Mr Vasilieff adds a fixed rate would not take into the account the extra levels of risk and sometimes administration required for platforms dealing in larger investments, though it can be beneficial to the very large investor where a percentage charge can be “exorbitant”.

Terry Huddart, technical communications manager at Nucleus, says for new business only, the vast majority of platforms now have an explicit charge to clients that is a percentage of assets held on a tiered basis.

This is split into two camps, he says: those that significantly augment the core charges with event-driven charges (such as switching, re-registration, transfers and drawdown) and those that focus on the core charge.

Mr Huddart says: “There are also some differences on how tiering is operated in terms of whether discounts are applied by tranche or not and also whether charges are differentiated at wrapper level or not.
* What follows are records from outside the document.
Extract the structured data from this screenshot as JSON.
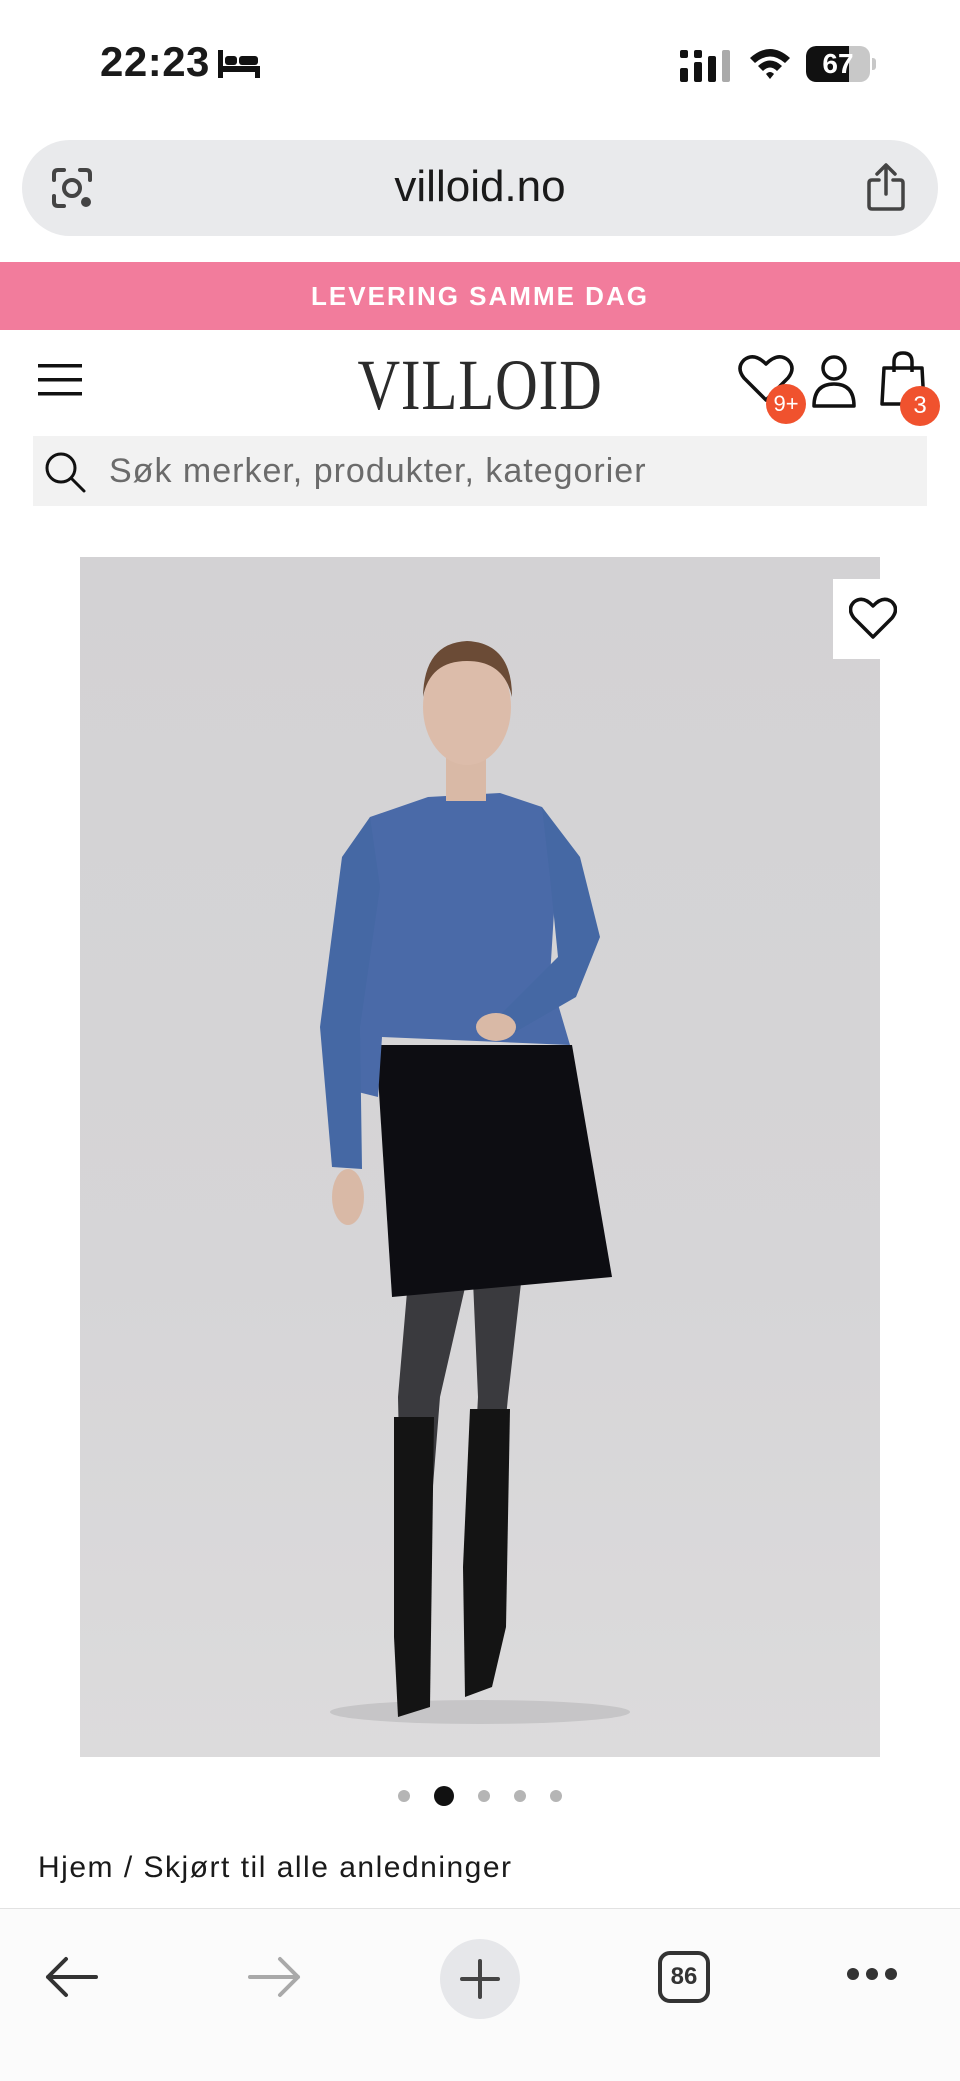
{
  "status_bar": {
    "time": "22:23",
    "battery": "67",
    "battery_level": 0.67,
    "icons": [
      "bed-icon",
      "cellular-signal-icon",
      "wifi-icon",
      "battery-icon"
    ]
  },
  "browser": {
    "url": "villoid.no",
    "icons": [
      "scan-icon",
      "share-icon"
    ]
  },
  "promo": {
    "text": "LEVERING SAMME DAG"
  },
  "header": {
    "logo": "VILLOID",
    "wishlist_badge": "9+",
    "cart_badge": "3",
    "icons": [
      "menu-icon",
      "heart-icon",
      "user-icon",
      "shopping-bag-icon"
    ]
  },
  "search": {
    "placeholder": "Søk merker, produkter, kategorier"
  },
  "product": {
    "image_icon": "favorite-heart-icon",
    "carousel_count": 5,
    "carousel_active_index": 1
  },
  "breadcrumb": {
    "home": "Hjem",
    "separator": " / ",
    "category": "Skjørt til alle anledninger"
  },
  "bottom_bar": {
    "tab_count": "86",
    "icons": [
      "back-arrow-icon",
      "forward-arrow-icon",
      "plus-icon",
      "tabs-icon",
      "more-icon"
    ]
  },
  "colors": {
    "promo_bg": "#f27c9c",
    "badge": "#f0522e",
    "sweater": "#4a6aa8"
  }
}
There is one platform that operates fixed charging.”

Mr Huddart says his analysis has shown that, with augmented charging models, clients can really be charged double the advertised core cost over a 10-year period when you take real-life portfolio activity into consideration because people re-balance, switch, pay money in, take money out and move money between providers.

In addition, an FTAdviser investigation has uncovered that clients are also often being indirectly charged on their cash balances as most platforms retain a portion of the interest offered by the account provider.

Mr Huddart says the big challenge for advisers trying to get the best price for their client is predictability and not having a situation where clients refer back to initial disclosures and are disgruntled at the extras.

“I think that across the market for new post-RDR charging structures platforms are doing it by the book and have got better at disclosing core charges, but I am not sure how clearly all of the extra charges are being disclosed either upfront or in client statements.”

The Financial Conduct Authority’s Conduct of Business book (COBS 6.1E.1) says that platforms ‘must clearly disclose total platform charges in a durable format’.